The startup world eventually came back stronger, but history has a way of repeating itself. Venture-backed startups are now being plucked off on the cheap by private equity firms, and Silicon Valley Bank, once a stalwart of the venture funding fantasy, has collapsed in spectacular fashion.
Now more than ever, job seekers should be looking for healthy business basics when evaluating their next employment opportunities and beware of shimmering unicorns. Here’s why.
1. Only 1% of startups become unicorns
Betting your future on a unicorn opportunity is innately risky. According to CB Insights, only 1% of startups achieve the billion-dollar valuation that constitutes “unicorn” status. So the odds are 99:1 against you, and it’s extremely difficult to evaluate all the strategic elements that give a company the winning edge while you’re interviewing for a job.
Having a CEO who played a role in a unicorn once before doesn’t mean it’ll happen again. New startups touting former Google, former Apple and former PayPal executives aren’t necessarily more likely to achieve Google- or Apple-like growth in today’s market. The tech world has changed. Investors and consumers are more sophisticated, there’s more competition than ever, and it’s no longer that easy to deliver PayPal-like innovation in the 2020s.
2. Startup growth rates have slowed
Twenty years of success stories have generated an atmosphere of survivorship bias, convincing us that if we emulate the qualities of those who succeeded, we will achieve the results they achieved. In reality, the changing market conditions, technological baselines and buyer expectations have made the growth rates of prior decades more difficult to achieve.
The old, back-of-the-napkin math of the unicorn world held that companies growing 100% per year to an annual revenue of $100M could sell for a 10X multiple: the unicorn.
It was a repeatable formula long enough that most people in the Software-as-a-Service (SaaS) world believed it to be achievable for their companies. I myself led teams in one such company, growing from $15M target earnings when I joined to more than $85M in just a few years.

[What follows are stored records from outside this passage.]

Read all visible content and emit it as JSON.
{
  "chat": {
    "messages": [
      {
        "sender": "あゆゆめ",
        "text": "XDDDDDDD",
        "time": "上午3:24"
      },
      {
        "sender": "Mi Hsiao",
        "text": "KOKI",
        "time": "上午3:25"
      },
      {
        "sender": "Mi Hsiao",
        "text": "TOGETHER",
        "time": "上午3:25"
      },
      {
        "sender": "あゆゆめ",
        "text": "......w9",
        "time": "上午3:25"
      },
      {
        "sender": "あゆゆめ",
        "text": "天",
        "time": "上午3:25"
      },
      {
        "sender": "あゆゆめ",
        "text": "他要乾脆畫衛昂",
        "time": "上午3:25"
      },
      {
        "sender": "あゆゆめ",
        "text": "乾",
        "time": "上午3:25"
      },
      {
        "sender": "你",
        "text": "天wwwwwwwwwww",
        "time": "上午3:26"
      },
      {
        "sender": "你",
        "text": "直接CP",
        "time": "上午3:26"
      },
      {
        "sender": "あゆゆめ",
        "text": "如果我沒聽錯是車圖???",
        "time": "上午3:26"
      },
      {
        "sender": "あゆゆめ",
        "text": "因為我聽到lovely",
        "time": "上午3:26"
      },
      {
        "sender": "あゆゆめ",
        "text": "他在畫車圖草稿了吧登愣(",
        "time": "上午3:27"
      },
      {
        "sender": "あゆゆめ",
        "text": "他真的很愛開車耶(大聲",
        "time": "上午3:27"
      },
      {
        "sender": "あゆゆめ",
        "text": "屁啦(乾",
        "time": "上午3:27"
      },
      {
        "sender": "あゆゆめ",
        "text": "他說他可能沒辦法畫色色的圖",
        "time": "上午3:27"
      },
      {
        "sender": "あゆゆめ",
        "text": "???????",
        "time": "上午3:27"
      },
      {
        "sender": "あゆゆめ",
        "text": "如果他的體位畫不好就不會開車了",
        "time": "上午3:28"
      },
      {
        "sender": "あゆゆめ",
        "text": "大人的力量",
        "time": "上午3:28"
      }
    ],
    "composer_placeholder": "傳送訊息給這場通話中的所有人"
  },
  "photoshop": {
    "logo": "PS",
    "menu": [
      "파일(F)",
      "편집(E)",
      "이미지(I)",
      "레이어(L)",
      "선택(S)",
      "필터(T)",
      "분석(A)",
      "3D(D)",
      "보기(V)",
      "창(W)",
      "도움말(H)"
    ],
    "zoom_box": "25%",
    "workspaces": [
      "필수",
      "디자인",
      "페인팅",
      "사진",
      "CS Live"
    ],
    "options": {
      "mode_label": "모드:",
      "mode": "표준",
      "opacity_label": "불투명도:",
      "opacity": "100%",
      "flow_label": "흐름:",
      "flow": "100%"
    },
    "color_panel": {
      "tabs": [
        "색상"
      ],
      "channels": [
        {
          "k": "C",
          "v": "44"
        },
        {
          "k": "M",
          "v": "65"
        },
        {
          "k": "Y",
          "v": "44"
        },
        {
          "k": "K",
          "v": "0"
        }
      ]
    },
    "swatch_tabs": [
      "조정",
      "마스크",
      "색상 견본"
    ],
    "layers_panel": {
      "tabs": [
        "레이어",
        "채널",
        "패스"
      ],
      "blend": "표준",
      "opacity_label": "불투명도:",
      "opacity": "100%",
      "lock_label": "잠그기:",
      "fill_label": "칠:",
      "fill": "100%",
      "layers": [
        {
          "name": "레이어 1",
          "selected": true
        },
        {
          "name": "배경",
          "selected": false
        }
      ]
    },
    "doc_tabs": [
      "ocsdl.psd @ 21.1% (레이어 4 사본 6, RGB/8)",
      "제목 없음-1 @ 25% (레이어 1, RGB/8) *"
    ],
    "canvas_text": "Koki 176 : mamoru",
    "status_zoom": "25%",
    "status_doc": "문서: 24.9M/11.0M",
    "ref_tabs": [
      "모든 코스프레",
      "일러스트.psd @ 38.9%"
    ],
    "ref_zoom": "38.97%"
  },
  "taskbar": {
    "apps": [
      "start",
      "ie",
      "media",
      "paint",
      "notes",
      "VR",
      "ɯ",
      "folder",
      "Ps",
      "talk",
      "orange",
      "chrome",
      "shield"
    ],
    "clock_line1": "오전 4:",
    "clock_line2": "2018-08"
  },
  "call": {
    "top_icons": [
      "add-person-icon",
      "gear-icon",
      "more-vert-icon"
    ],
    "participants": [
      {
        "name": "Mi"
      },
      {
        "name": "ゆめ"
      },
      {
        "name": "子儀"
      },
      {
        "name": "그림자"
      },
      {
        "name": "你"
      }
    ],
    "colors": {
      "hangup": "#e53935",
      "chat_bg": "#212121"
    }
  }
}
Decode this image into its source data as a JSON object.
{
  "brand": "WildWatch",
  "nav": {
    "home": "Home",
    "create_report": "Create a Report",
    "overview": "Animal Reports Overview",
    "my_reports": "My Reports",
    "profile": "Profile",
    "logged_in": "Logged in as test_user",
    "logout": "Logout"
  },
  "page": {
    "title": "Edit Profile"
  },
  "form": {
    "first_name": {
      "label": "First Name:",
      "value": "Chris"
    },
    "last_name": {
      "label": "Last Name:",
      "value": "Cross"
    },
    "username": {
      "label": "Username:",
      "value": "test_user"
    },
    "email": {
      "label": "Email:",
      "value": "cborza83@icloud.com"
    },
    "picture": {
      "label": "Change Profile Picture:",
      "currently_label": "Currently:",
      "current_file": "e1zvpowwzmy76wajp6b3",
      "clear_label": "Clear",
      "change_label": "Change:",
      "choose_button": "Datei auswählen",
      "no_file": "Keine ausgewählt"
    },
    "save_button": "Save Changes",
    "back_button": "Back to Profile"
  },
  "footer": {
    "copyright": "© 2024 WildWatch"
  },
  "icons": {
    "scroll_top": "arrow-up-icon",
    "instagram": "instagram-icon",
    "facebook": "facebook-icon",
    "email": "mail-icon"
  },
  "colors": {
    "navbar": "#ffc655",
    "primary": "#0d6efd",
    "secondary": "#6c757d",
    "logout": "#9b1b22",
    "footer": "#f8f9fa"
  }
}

But during that time, growth rates across the industry began to slow. Now, the reality is that almost nobody is seeing the kinds of revenue retention and new-business metrics that gave rise to so many unicorn exits over the last decade. If unicorns were generally rare over the last decade, they’re likely to be even rarer now.